To prepare for a safe summer, consult the 20-page booklet “Safety Barrier Guidelines for Residential Pools,” published by the U.S. Consumer Product Safety Commission (CPSC):

Also, “7 Rules for Having a Pool in Your Backyard:”  Rules, curtesy of ARAG (legal insurance), include:

1.  Install pool barriers

2.  Install anti-entrapment safety drain covers.

3.  Supervise children closely.

4.  Learn to swim.

5.  Prepare for emergencies by:

-Making sure everyone in your home takes water safety, first aid and CPR courses.

-Keeping rescue equipment by the pool, easily accessible and in good condition — such as life rings, floats or a reaching pole.

-Having a phone poolside with emergency numbers posted. Also post your address for the benefit of guests, babysitters or even your young children who might not have your address memorized.

-Sharing safety instructions and pool rules with family, friends, babysitters and neighbors.


6.  Institute pool rules

-Don’t go in or near the pool without an adult.

-No pushing.

-No running.

-No diving.

-If someone is in trouble, get help quick.

-Use the bathroom, not the pool!


7.  Know the legal risks of pool ownership


The authors report, “Every year, nearly 300 children under the age of five drown in swimming pools, making it the leading cause of accidental death for children in that age range. And 87 percent of those fatalities occur in backyard pools. In addition to drowning fatalities, more than 4,000 kids under five suffer non-fatal drowning injuries that require a visit to the E.R.” 
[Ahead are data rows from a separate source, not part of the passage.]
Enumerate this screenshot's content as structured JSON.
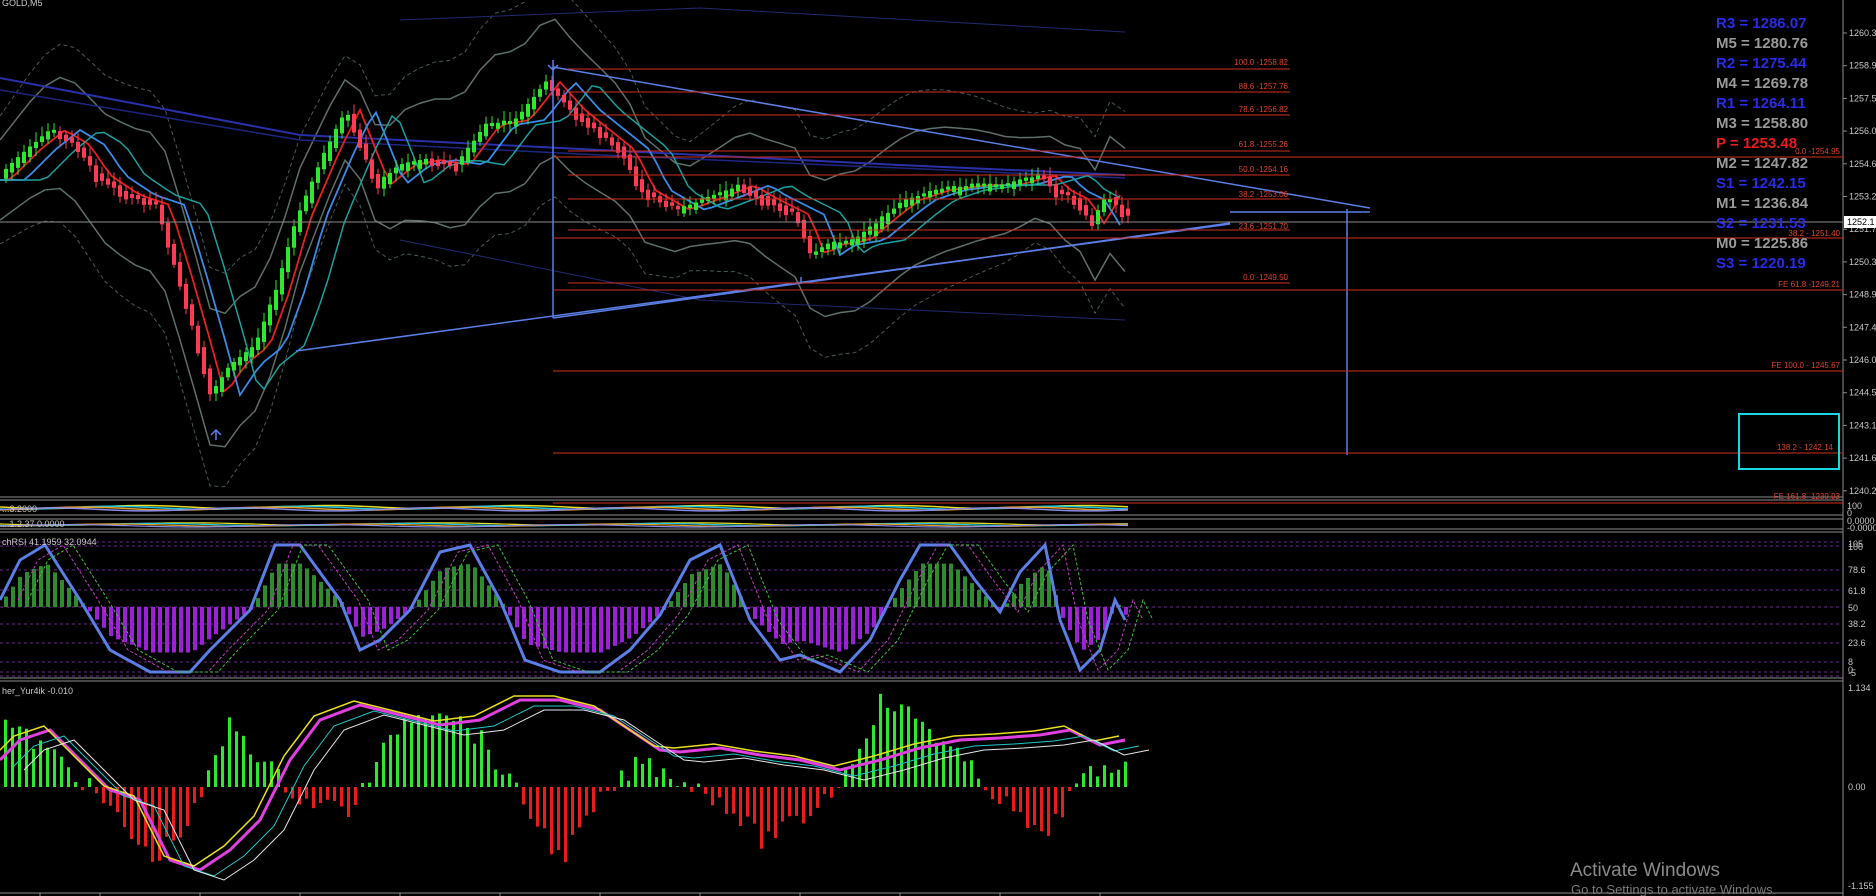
{
  "symbol": "GOLD,M5",
  "price_axis": [
    "1260.3",
    "1258.9",
    "1257.5",
    "1256.0",
    "1254.6",
    "1253.2",
    "1251.7",
    "1250.3",
    "1248.9",
    "1247.4",
    "1246.0",
    "1244.5",
    "1243.1",
    "1241.6",
    "1240.2"
  ],
  "current_price": "1252.1",
  "pivots": [
    {
      "label": "R3 = 1286.07",
      "color": "#2a2ae8"
    },
    {
      "label": "M5 = 1280.76",
      "color": "#9a9a9a"
    },
    {
      "label": "R2 = 1275.44",
      "color": "#2a2ae8"
    },
    {
      "label": "M4 = 1269.78",
      "color": "#9a9a9a"
    },
    {
      "label": "R1 = 1264.11",
      "color": "#2a2ae8"
    },
    {
      "label": "M3 = 1258.80",
      "color": "#9a9a9a"
    },
    {
      "label": "P = 1253.48",
      "color": "#e81c1c"
    },
    {
      "label": "M2 = 1247.82",
      "color": "#9a9a9a"
    },
    {
      "label": "S1 = 1242.15",
      "color": "#2a2ae8"
    },
    {
      "label": "M1 = 1236.84",
      "color": "#9a9a9a"
    },
    {
      "label": "S2 = 1231.53",
      "color": "#2a2ae8"
    },
    {
      "label": "M0 = 1225.86",
      "color": "#9a9a9a"
    },
    {
      "label": "S3 = 1220.19",
      "color": "#2a2ae8"
    }
  ],
  "fib_levels": [
    "100.0 -1258.82",
    "88.6 -1257.76",
    "78.6 -1256.82",
    "61.8 -1255.26",
    "50.0 -1254.16",
    "38.2 -1253.06",
    "23.6 -1251.70",
    "0.0 -1249.50"
  ],
  "fe_levels": [
    "0.0 -1254.95",
    "38.2 - 1251.40",
    "FE 61.8 -1249.21",
    "FE 100.0 - 1245.67",
    "138.2 - 1242.14",
    "FE 161.8 -1239.93"
  ],
  "indicator1": {
    "label": "...3.2000",
    "axis": [
      "100",
      "0"
    ]
  },
  "indicator2": {
    "label": "...1.2.37 0.0000",
    "axis": [
      "0.0000",
      "-0.0000"
    ]
  },
  "stoch": {
    "label": "chRSI 41.1959 32.0944",
    "axis": [
      "105",
      "100",
      "78.6",
      "61.8",
      "50",
      "38.2",
      "23.6",
      "8",
      "0",
      "-5"
    ]
  },
  "fisher": {
    "label": "her_Yur4ik -0.010",
    "axis": [
      "1.134",
      "0.00",
      "-1.155"
    ]
  },
  "watermark": {
    "title": "Activate Windows",
    "subtitle": "Go to Settings to activate Windows."
  },
  "colors": {
    "bull": "#2ee82e",
    "bear": "#ff3a55",
    "trend": "#5b7fe6",
    "fib": "#d0301e",
    "box": "#16d8e0"
  }
}
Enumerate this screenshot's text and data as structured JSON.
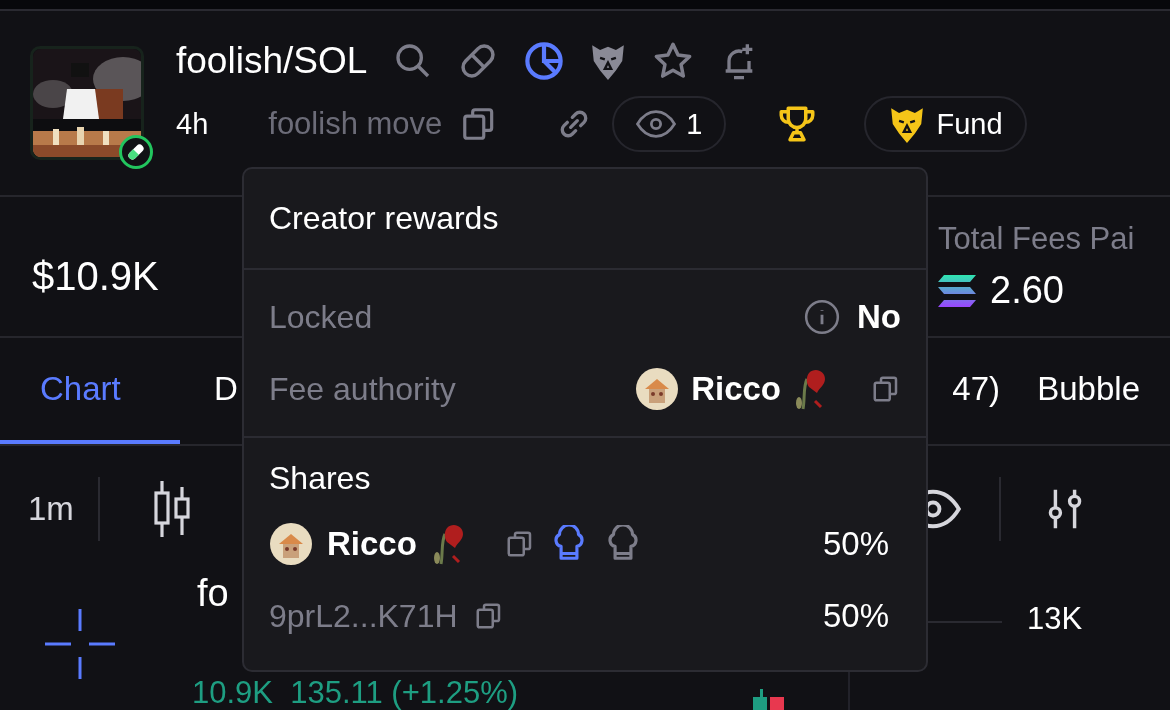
{
  "token": {
    "pair": "foolish/SOL",
    "age": "4h",
    "name": "foolish move",
    "watchers": "1",
    "fund_label": "Fund"
  },
  "stats": {
    "market_cap": "$10.9K",
    "fees_label": "Total Fees Pai",
    "fees_value": "2.60"
  },
  "tabs": [
    {
      "label": "Chart",
      "selected": true
    },
    {
      "label": "D",
      "selected": false
    },
    {
      "label": "47)",
      "selected": false
    },
    {
      "label": "Bubble",
      "selected": false
    }
  ],
  "toolbar": {
    "interval": "1m"
  },
  "chart": {
    "title": "fo",
    "ohlc": "10.9K  135.11 (+1.25%)",
    "axis_label": "13K"
  },
  "popup": {
    "title": "Creator rewards",
    "rows": [
      {
        "label": "Locked",
        "value": "No",
        "kind": "info"
      },
      {
        "label": "Fee authority",
        "value": "Ricco",
        "kind": "user"
      }
    ],
    "shares_title": "Shares",
    "shares": [
      {
        "holder": "Ricco",
        "kind": "user",
        "percent": "50%",
        "roles": [
          {
            "selected": true
          },
          {
            "selected": false
          }
        ]
      },
      {
        "holder": "9prL2...K71H",
        "kind": "address",
        "percent": "50%"
      }
    ]
  }
}
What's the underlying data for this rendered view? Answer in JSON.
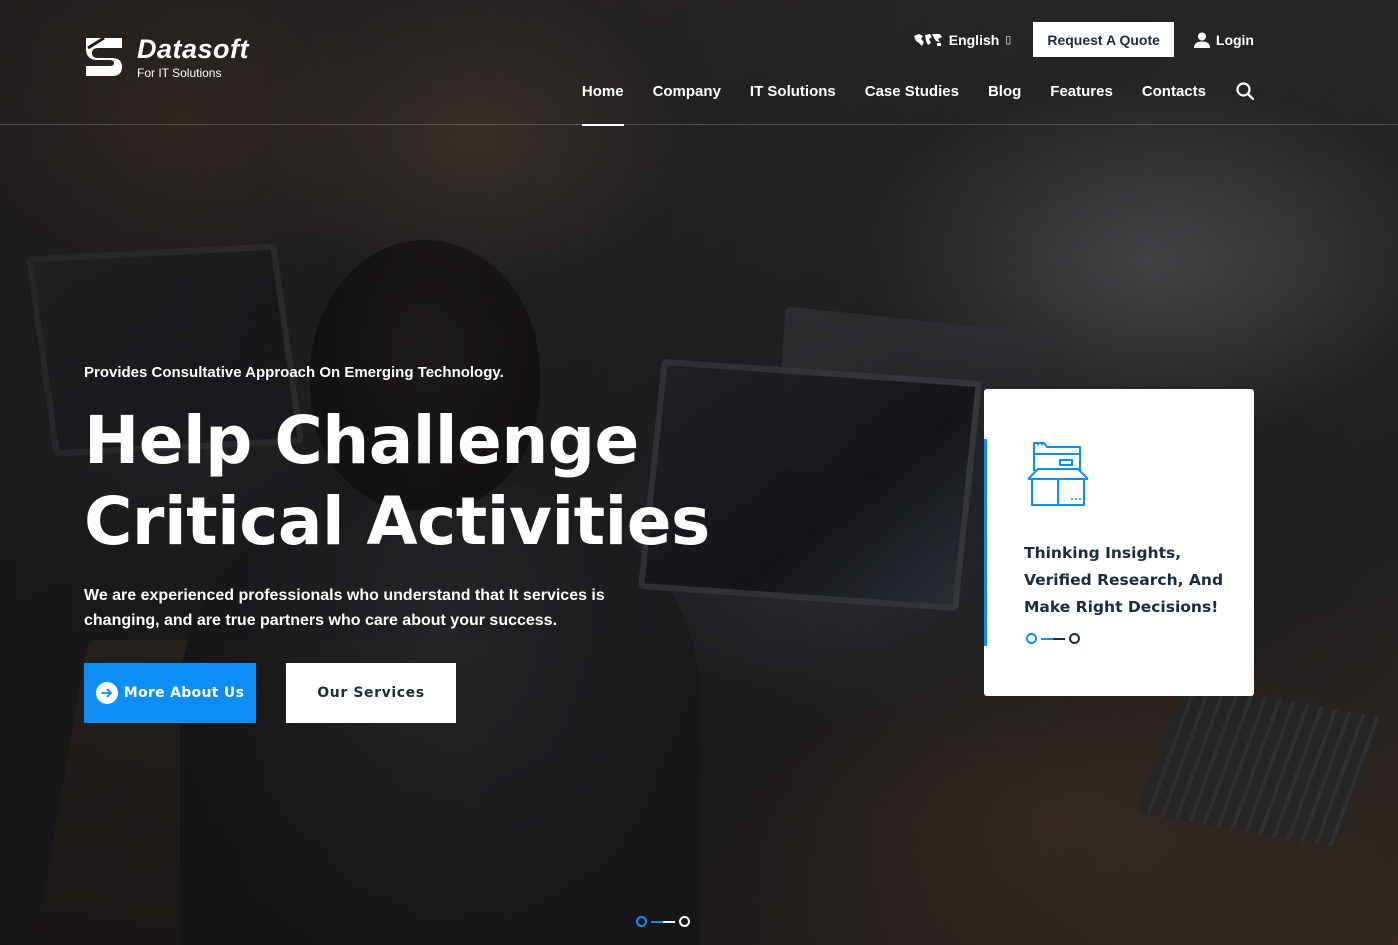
{
  "brand": {
    "name": "Datasoft",
    "tagline": "For IT Solutions"
  },
  "topbar": {
    "language": "English",
    "language_caret": "▯",
    "quote_button": "Request A Quote",
    "login": "Login"
  },
  "nav": {
    "items": [
      {
        "label": "Home",
        "active": true
      },
      {
        "label": "Company",
        "active": false
      },
      {
        "label": "IT Solutions",
        "active": false
      },
      {
        "label": "Case Studies",
        "active": false
      },
      {
        "label": "Blog",
        "active": false
      },
      {
        "label": "Features",
        "active": false
      },
      {
        "label": "Contacts",
        "active": false
      }
    ],
    "search_icon": "search-icon"
  },
  "hero": {
    "eyebrow": "Provides Consultative Approach On Emerging Technology.",
    "headline_line1": "Help Challenge",
    "headline_line2": "Critical Activities",
    "subtext": "We are experienced professionals who understand that It services is changing, and are true partners who care about your success.",
    "primary_button": "More About Us",
    "secondary_button": "Our Services"
  },
  "card": {
    "icon": "folder-box-icon",
    "line1": "Thinking Insights,",
    "line2": "Verified Research, And",
    "line3": "Make Right Decisions!"
  },
  "colors": {
    "accent": "#0d8ef5",
    "navy": "#1b2b44",
    "white": "#ffffff"
  }
}
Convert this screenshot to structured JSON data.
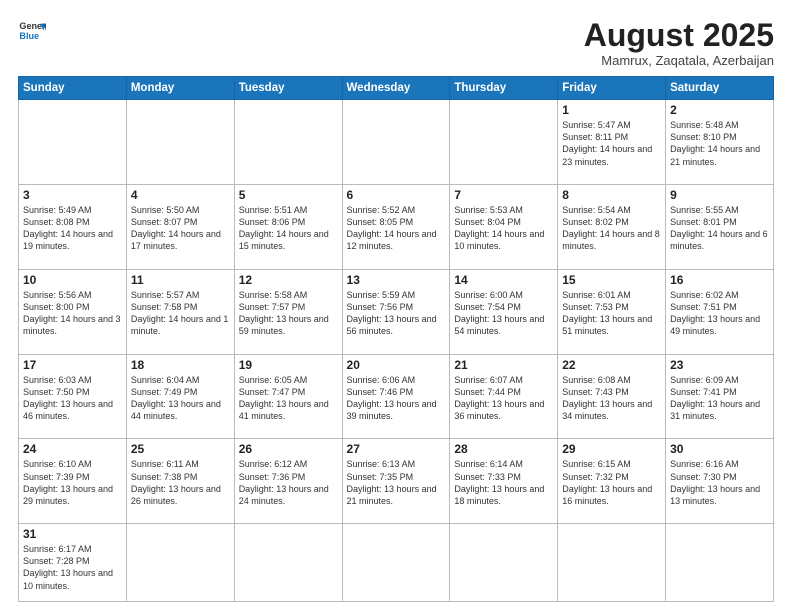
{
  "header": {
    "logo": {
      "line1": "General",
      "line2": "Blue"
    },
    "title": "August 2025",
    "subtitle": "Mamrux, Zaqatala, Azerbaijan"
  },
  "days_of_week": [
    "Sunday",
    "Monday",
    "Tuesday",
    "Wednesday",
    "Thursday",
    "Friday",
    "Saturday"
  ],
  "weeks": [
    [
      {
        "day": null,
        "info": null
      },
      {
        "day": null,
        "info": null
      },
      {
        "day": null,
        "info": null
      },
      {
        "day": null,
        "info": null
      },
      {
        "day": null,
        "info": null
      },
      {
        "day": "1",
        "info": "Sunrise: 5:47 AM\nSunset: 8:11 PM\nDaylight: 14 hours and 23 minutes."
      },
      {
        "day": "2",
        "info": "Sunrise: 5:48 AM\nSunset: 8:10 PM\nDaylight: 14 hours and 21 minutes."
      }
    ],
    [
      {
        "day": "3",
        "info": "Sunrise: 5:49 AM\nSunset: 8:08 PM\nDaylight: 14 hours and 19 minutes."
      },
      {
        "day": "4",
        "info": "Sunrise: 5:50 AM\nSunset: 8:07 PM\nDaylight: 14 hours and 17 minutes."
      },
      {
        "day": "5",
        "info": "Sunrise: 5:51 AM\nSunset: 8:06 PM\nDaylight: 14 hours and 15 minutes."
      },
      {
        "day": "6",
        "info": "Sunrise: 5:52 AM\nSunset: 8:05 PM\nDaylight: 14 hours and 12 minutes."
      },
      {
        "day": "7",
        "info": "Sunrise: 5:53 AM\nSunset: 8:04 PM\nDaylight: 14 hours and 10 minutes."
      },
      {
        "day": "8",
        "info": "Sunrise: 5:54 AM\nSunset: 8:02 PM\nDaylight: 14 hours and 8 minutes."
      },
      {
        "day": "9",
        "info": "Sunrise: 5:55 AM\nSunset: 8:01 PM\nDaylight: 14 hours and 6 minutes."
      }
    ],
    [
      {
        "day": "10",
        "info": "Sunrise: 5:56 AM\nSunset: 8:00 PM\nDaylight: 14 hours and 3 minutes."
      },
      {
        "day": "11",
        "info": "Sunrise: 5:57 AM\nSunset: 7:58 PM\nDaylight: 14 hours and 1 minute."
      },
      {
        "day": "12",
        "info": "Sunrise: 5:58 AM\nSunset: 7:57 PM\nDaylight: 13 hours and 59 minutes."
      },
      {
        "day": "13",
        "info": "Sunrise: 5:59 AM\nSunset: 7:56 PM\nDaylight: 13 hours and 56 minutes."
      },
      {
        "day": "14",
        "info": "Sunrise: 6:00 AM\nSunset: 7:54 PM\nDaylight: 13 hours and 54 minutes."
      },
      {
        "day": "15",
        "info": "Sunrise: 6:01 AM\nSunset: 7:53 PM\nDaylight: 13 hours and 51 minutes."
      },
      {
        "day": "16",
        "info": "Sunrise: 6:02 AM\nSunset: 7:51 PM\nDaylight: 13 hours and 49 minutes."
      }
    ],
    [
      {
        "day": "17",
        "info": "Sunrise: 6:03 AM\nSunset: 7:50 PM\nDaylight: 13 hours and 46 minutes."
      },
      {
        "day": "18",
        "info": "Sunrise: 6:04 AM\nSunset: 7:49 PM\nDaylight: 13 hours and 44 minutes."
      },
      {
        "day": "19",
        "info": "Sunrise: 6:05 AM\nSunset: 7:47 PM\nDaylight: 13 hours and 41 minutes."
      },
      {
        "day": "20",
        "info": "Sunrise: 6:06 AM\nSunset: 7:46 PM\nDaylight: 13 hours and 39 minutes."
      },
      {
        "day": "21",
        "info": "Sunrise: 6:07 AM\nSunset: 7:44 PM\nDaylight: 13 hours and 36 minutes."
      },
      {
        "day": "22",
        "info": "Sunrise: 6:08 AM\nSunset: 7:43 PM\nDaylight: 13 hours and 34 minutes."
      },
      {
        "day": "23",
        "info": "Sunrise: 6:09 AM\nSunset: 7:41 PM\nDaylight: 13 hours and 31 minutes."
      }
    ],
    [
      {
        "day": "24",
        "info": "Sunrise: 6:10 AM\nSunset: 7:39 PM\nDaylight: 13 hours and 29 minutes."
      },
      {
        "day": "25",
        "info": "Sunrise: 6:11 AM\nSunset: 7:38 PM\nDaylight: 13 hours and 26 minutes."
      },
      {
        "day": "26",
        "info": "Sunrise: 6:12 AM\nSunset: 7:36 PM\nDaylight: 13 hours and 24 minutes."
      },
      {
        "day": "27",
        "info": "Sunrise: 6:13 AM\nSunset: 7:35 PM\nDaylight: 13 hours and 21 minutes."
      },
      {
        "day": "28",
        "info": "Sunrise: 6:14 AM\nSunset: 7:33 PM\nDaylight: 13 hours and 18 minutes."
      },
      {
        "day": "29",
        "info": "Sunrise: 6:15 AM\nSunset: 7:32 PM\nDaylight: 13 hours and 16 minutes."
      },
      {
        "day": "30",
        "info": "Sunrise: 6:16 AM\nSunset: 7:30 PM\nDaylight: 13 hours and 13 minutes."
      }
    ],
    [
      {
        "day": "31",
        "info": "Sunrise: 6:17 AM\nSunset: 7:28 PM\nDaylight: 13 hours and 10 minutes."
      },
      {
        "day": null,
        "info": null
      },
      {
        "day": null,
        "info": null
      },
      {
        "day": null,
        "info": null
      },
      {
        "day": null,
        "info": null
      },
      {
        "day": null,
        "info": null
      },
      {
        "day": null,
        "info": null
      }
    ]
  ]
}
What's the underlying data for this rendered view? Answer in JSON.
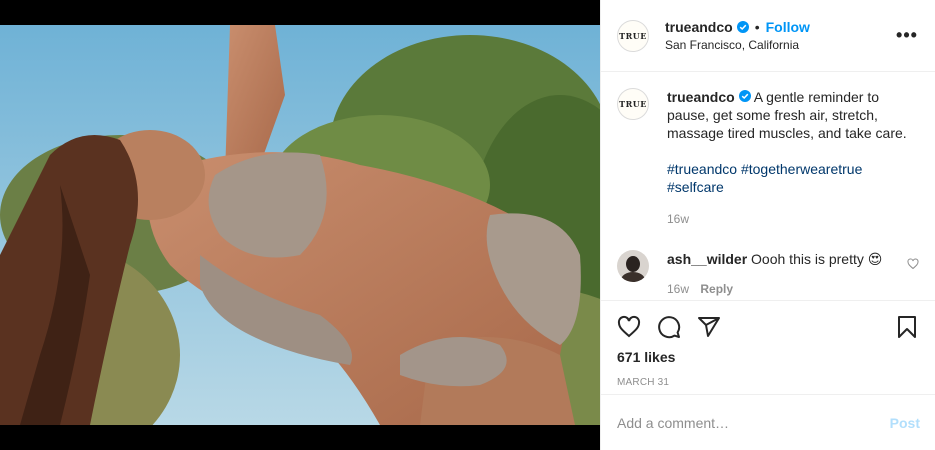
{
  "post": {
    "header": {
      "logo_text": "TRUE",
      "username": "trueandco",
      "separator": "•",
      "follow_label": "Follow",
      "location": "San Francisco, California",
      "more_label": "•••"
    },
    "caption": {
      "username": "trueandco",
      "text": "A gentle reminder to pause, get some fresh air, stretch, massage tired muscles, and take care.",
      "hashtags": [
        "#trueandco",
        "#togetherwearetrue",
        "#selfcare"
      ],
      "time": "16w"
    },
    "comments": [
      {
        "username": "ash__wilder",
        "text": "Oooh this is pretty 😍",
        "time": "16w",
        "reply_label": "Reply"
      }
    ],
    "likes": "671 likes",
    "date": "MARCH 31",
    "add_comment": {
      "placeholder": "Add a comment…",
      "post_label": "Post"
    },
    "colors": {
      "accent": "#0095f6",
      "hashtag": "#00376b",
      "muted": "#8e8e8e",
      "post_disabled": "#b2dffc"
    }
  }
}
PLEASE take some time to carefully read these two articles.  And thank you to the Leonard Family for sharing your personal story of tragedy, to help prevent such tragedies for others.  Have a fun, safe summer!

Read more

I recently asked a camp colleague what she and her young children are doing this summer, now that the 8-week overnight camp program she directs is not happening.  “We bought a $400 above ground pool and are hoping for the best!” She is certainly not alone.   It seems the above ground pool has made a comeback.

A recent New York Times article was entitled, “Hoping to Buy an Above ground Pool to Salvage Summer? It May Be Too Late:  The hunt for pools is fierce as homeowners search for ways to stay cool in the safety of their backyards.”

A similar article was entitled, “Coronavirus: Sales of above-ground pools, RVs spike as people seek summer alternatives.”

Finally, “Backyard pool sales booming as coronavirus keeps us stuck at home this summer.”

A few things I learned from these articles:

-Sheri Neuberger, the office manager of Metro Pools in Kinnelon, said the requests for new in-ground pools have been pouring in. They usually do about 30 pools a season, but so far they’ve received about 1,000 requests for a price.

-Scott Clark, of Somertime Pool and Spa in Millville, said requests for above-ground pools have increased about 30% in recent weeks. He chalks that up to families receiving their stimulus checks, and the ease of selling a pool over the phone.

As I have written in previous posts, families with children of nearly every age are in a bind this summer.  Very few overnight (and day) camps are operating, few jobs or internships are available, and most people don’t have the time or inclination to drive an RV cross country.  And no parent wants their child indoors on a screen all summer. 

I suspect many of us who grew up in the suburbs “back in the day” spent a good part of the day in our above ground pools.   May be time to refresh your memory on how to chlorinate a pool, and how to play Marco Polo.  Here is a useful article entitled, “Pool Chlorine:  What It IS, How It Works, And How To Use It Effectively.”

Here are “24  Fun Swimming Pool Games” to keep you and your kids occupied: 

But first, good luck finding a pool!

Read more